■ **WHAT THE TASK REQUIRES**
In the records that follow, show each line where the word "Comissão" is present.

(Entries from a dataset of interfaces)
====

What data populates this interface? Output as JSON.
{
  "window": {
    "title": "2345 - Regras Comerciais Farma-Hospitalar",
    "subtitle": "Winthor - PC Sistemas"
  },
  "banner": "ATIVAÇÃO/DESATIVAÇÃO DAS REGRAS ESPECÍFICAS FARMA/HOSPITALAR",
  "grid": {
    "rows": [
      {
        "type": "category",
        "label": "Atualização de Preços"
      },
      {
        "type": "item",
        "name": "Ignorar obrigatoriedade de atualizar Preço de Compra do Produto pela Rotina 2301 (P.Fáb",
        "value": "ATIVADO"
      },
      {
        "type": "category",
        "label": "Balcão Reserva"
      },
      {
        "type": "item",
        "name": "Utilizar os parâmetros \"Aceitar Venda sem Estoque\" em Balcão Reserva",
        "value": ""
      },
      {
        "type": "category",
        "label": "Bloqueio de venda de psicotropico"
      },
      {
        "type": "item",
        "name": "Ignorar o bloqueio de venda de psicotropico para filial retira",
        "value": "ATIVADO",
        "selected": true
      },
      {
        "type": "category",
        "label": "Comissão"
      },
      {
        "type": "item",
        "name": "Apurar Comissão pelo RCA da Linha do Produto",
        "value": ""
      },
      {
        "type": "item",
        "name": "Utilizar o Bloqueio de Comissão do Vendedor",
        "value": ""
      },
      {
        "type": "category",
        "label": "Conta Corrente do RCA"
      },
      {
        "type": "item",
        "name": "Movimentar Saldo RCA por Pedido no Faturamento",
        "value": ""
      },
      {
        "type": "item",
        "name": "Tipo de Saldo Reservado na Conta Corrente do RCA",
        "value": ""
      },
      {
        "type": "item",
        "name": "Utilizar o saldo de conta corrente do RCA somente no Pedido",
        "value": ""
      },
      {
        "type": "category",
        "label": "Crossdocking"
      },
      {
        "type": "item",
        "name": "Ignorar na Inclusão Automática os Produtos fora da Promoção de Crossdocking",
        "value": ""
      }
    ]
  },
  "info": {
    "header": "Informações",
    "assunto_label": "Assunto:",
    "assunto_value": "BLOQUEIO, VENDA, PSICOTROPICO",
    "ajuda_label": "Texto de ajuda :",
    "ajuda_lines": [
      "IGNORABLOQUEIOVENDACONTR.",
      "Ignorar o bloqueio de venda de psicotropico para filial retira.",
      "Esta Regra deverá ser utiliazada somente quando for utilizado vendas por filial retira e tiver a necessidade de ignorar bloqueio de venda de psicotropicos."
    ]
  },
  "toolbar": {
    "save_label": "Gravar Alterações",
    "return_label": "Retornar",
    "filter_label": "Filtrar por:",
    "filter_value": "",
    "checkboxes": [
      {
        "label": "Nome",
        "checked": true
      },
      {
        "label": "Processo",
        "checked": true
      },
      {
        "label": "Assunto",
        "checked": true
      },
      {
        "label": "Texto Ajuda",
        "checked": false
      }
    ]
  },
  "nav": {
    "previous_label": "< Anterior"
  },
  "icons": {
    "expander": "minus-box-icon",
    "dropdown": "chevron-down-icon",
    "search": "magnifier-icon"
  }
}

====

■ **ANSWER**
        "label": "Comissão"
        "name": "Apurar Comissão pelo RCA da Linha do Produto",
        "name": "Utilizar o Bloqueio de Comissão do Vendedor",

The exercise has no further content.